### Dataset rows describing interfaces:
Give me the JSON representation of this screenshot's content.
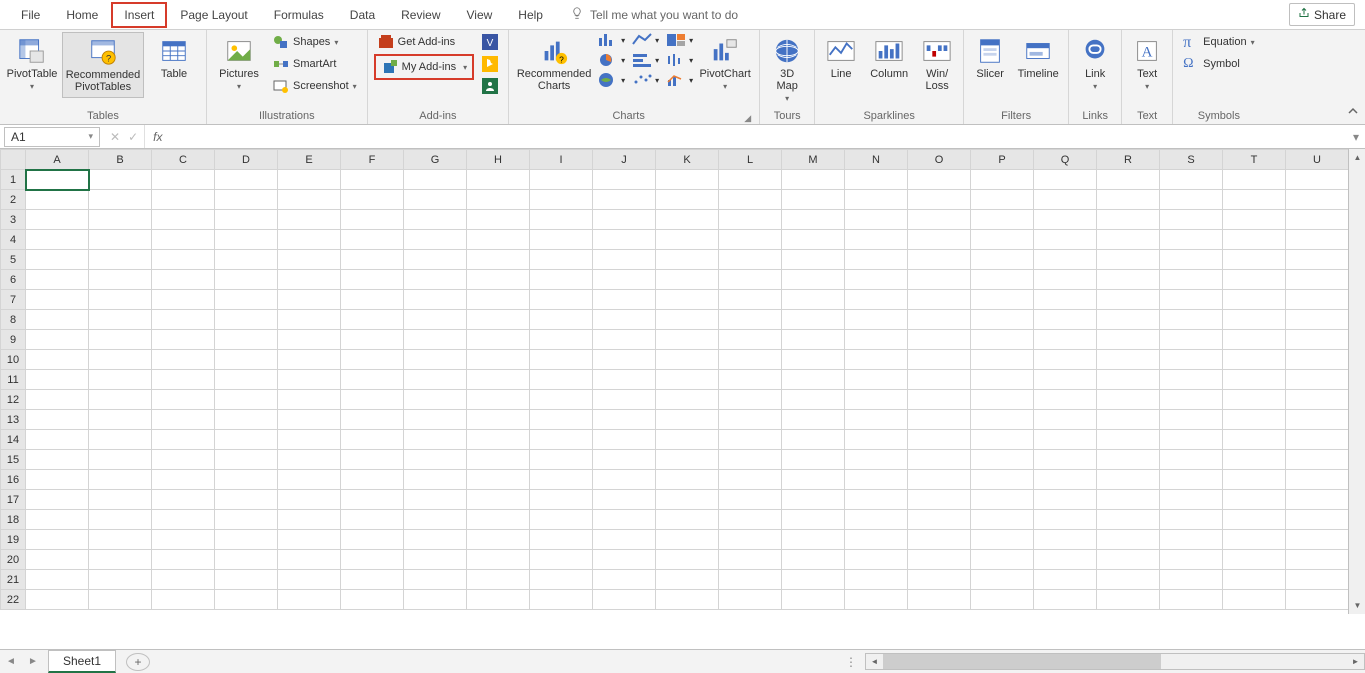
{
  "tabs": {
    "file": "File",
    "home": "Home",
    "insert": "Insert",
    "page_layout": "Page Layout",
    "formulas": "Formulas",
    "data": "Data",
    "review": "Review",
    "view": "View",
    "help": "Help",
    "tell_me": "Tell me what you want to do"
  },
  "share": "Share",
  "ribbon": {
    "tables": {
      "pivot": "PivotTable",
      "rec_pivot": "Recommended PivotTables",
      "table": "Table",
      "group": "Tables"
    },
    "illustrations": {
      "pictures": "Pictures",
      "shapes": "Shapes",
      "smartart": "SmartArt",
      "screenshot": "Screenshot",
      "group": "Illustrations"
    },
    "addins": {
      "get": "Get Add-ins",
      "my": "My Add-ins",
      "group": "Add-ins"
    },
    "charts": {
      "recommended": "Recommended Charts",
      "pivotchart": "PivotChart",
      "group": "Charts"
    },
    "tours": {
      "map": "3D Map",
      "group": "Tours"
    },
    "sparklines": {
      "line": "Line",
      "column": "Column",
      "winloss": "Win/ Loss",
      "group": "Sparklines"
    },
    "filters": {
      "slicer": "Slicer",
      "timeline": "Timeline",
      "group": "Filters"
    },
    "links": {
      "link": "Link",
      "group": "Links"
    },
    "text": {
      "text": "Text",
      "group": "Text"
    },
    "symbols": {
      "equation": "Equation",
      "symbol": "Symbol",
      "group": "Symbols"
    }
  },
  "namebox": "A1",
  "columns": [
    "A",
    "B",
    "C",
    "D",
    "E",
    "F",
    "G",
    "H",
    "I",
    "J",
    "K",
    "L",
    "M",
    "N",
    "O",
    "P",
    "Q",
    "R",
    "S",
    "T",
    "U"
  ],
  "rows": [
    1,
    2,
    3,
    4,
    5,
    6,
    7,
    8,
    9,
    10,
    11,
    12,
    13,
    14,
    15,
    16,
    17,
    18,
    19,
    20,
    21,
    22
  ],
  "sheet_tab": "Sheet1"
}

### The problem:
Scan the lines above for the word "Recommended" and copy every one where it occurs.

### Solution:
      "rec_pivot": "Recommended PivotTables",
      "recommended": "Recommended Charts",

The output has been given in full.